Exercise description: Your reply should contain the whole listing below, repeated exactly, and no images.
-------- Given data
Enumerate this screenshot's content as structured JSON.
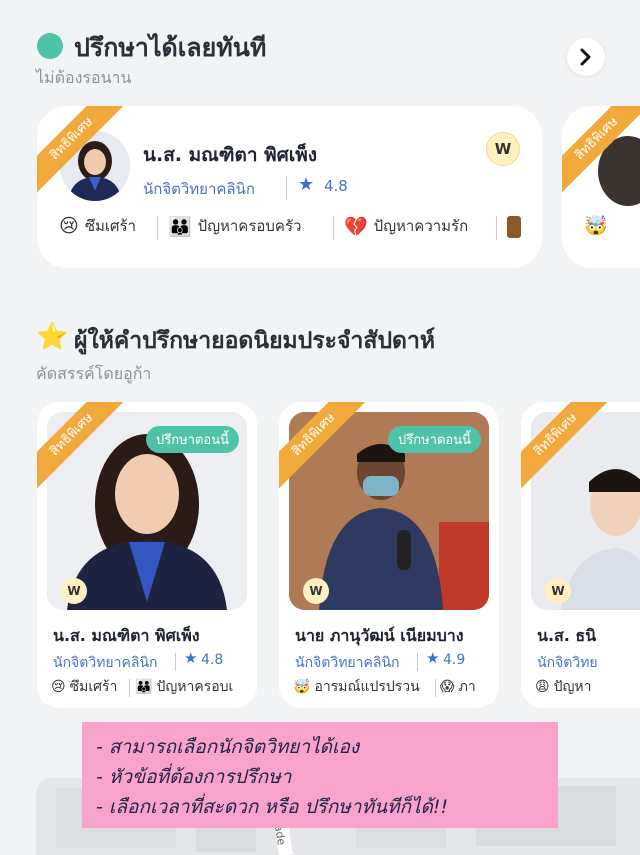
{
  "section1": {
    "title": "ปรึกษาได้เลยทันที",
    "subtitle": "ไม่ต้องรอนาน",
    "next_icon": "chevron-right-icon"
  },
  "featured": {
    "ribbon": "สิทธิพิเศษ",
    "name": "น.ส. มณฑิตา พิศเพ็ง",
    "role": "นักจิตวิทยาคลินิก",
    "rating": "4.8",
    "badge": "W",
    "tags": [
      {
        "icon": "😢",
        "label": "ซึมเศร้า"
      },
      {
        "icon": "👪",
        "label": "ปัญหาครอบครัว"
      },
      {
        "icon": "💔",
        "label": "ปัญหาความรัก"
      }
    ]
  },
  "featured_next": {
    "ribbon": "สิทธิพิเศษ",
    "tag_icon": "🤯"
  },
  "section2": {
    "title": "ผู้ให้คำปรึกษายอดนิยมประจำสัปดาห์",
    "subtitle": "คัดสรรค์โดยอูก้า"
  },
  "popular": [
    {
      "ribbon": "สิทธิพิเศษ",
      "status": "ปรึกษาตอนนี้",
      "badge": "W",
      "name": "น.ส. มณฑิตา พิศเพ็ง",
      "role": "นักจิตวิทยาคลินิก",
      "rating": "4.8",
      "tags": [
        {
          "icon": "😢",
          "label": "ซึมเศร้า"
        },
        {
          "icon": "👪",
          "label": "ปัญหาครอบเ"
        }
      ]
    },
    {
      "ribbon": "สิทธิพิเศษ",
      "status": "ปรึกษาตอนนี้",
      "badge": "W",
      "name": "นาย ภานุวัฒน์ เนียมบาง",
      "role": "นักจิตวิทยาคลินิก",
      "rating": "4.9",
      "tags": [
        {
          "icon": "🤯",
          "label": "อารมณ์แปรปรวน"
        },
        {
          "icon": "😱",
          "label": "ภา"
        }
      ]
    },
    {
      "ribbon": "สิทธิพิเศษ",
      "badge": "W",
      "name": "น.ส. ธนิ",
      "role": "นักจิตวิทย",
      "tags": [
        {
          "icon": "😩",
          "label": "ปัญหา"
        }
      ]
    }
  ],
  "map": {
    "street": "chade"
  },
  "note": {
    "lines": [
      "- สามารถเลือกนักจิตวิทยาได้เอง",
      "- หัวข้อที่ต้องการปรึกษา",
      "- เลือกเวลาที่สะดวก หรือ ปรึกษาทันทีก็ได้!!"
    ]
  }
}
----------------
Solution for this task:
Enumerate this screenshot's content as structured JSON.
{
  "section1": {
    "title": "ปรึกษาได้เลยทันที",
    "subtitle": "ไม่ต้องรอนาน",
    "next_icon": "chevron-right-icon"
  },
  "featured": {
    "ribbon": "สิทธิพิเศษ",
    "name": "น.ส. มณฑิตา พิศเพ็ง",
    "role": "นักจิตวิทยาคลินิก",
    "rating": "4.8",
    "badge": "W",
    "tags": [
      {
        "icon": "😢",
        "label": "ซึมเศร้า"
      },
      {
        "icon": "👪",
        "label": "ปัญหาครอบครัว"
      },
      {
        "icon": "💔",
        "label": "ปัญหาความรัก"
      }
    ]
  },
  "featured_next": {
    "ribbon": "สิทธิพิเศษ",
    "tag_icon": "🤯"
  },
  "section2": {
    "title": "ผู้ให้คำปรึกษายอดนิยมประจำสัปดาห์",
    "subtitle": "คัดสรรค์โดยอูก้า"
  },
  "popular": [
    {
      "ribbon": "สิทธิพิเศษ",
      "status": "ปรึกษาตอนนี้",
      "badge": "W",
      "name": "น.ส. มณฑิตา พิศเพ็ง",
      "role": "นักจิตวิทยาคลินิก",
      "rating": "4.8",
      "tags": [
        {
          "icon": "😢",
          "label": "ซึมเศร้า"
        },
        {
          "icon": "👪",
          "label": "ปัญหาครอบเ"
        }
      ]
    },
    {
      "ribbon": "สิทธิพิเศษ",
      "status": "ปรึกษาตอนนี้",
      "badge": "W",
      "name": "นาย ภานุวัฒน์ เนียมบาง",
      "role": "นักจิตวิทยาคลินิก",
      "rating": "4.9",
      "tags": [
        {
          "icon": "🤯",
          "label": "อารมณ์แปรปรวน"
        },
        {
          "icon": "😱",
          "label": "ภา"
        }
      ]
    },
    {
      "ribbon": "สิทธิพิเศษ",
      "badge": "W",
      "name": "น.ส. ธนิ",
      "role": "นักจิตวิทย",
      "tags": [
        {
          "icon": "😩",
          "label": "ปัญหา"
        }
      ]
    }
  ],
  "map": {
    "street": "chade"
  },
  "note": {
    "lines": [
      "- สามารถเลือกนักจิตวิทยาได้เอง",
      "- หัวข้อที่ต้องการปรึกษา",
      "- เลือกเวลาที่สะดวก หรือ ปรึกษาทันทีก็ได้!!"
    ]
  }
}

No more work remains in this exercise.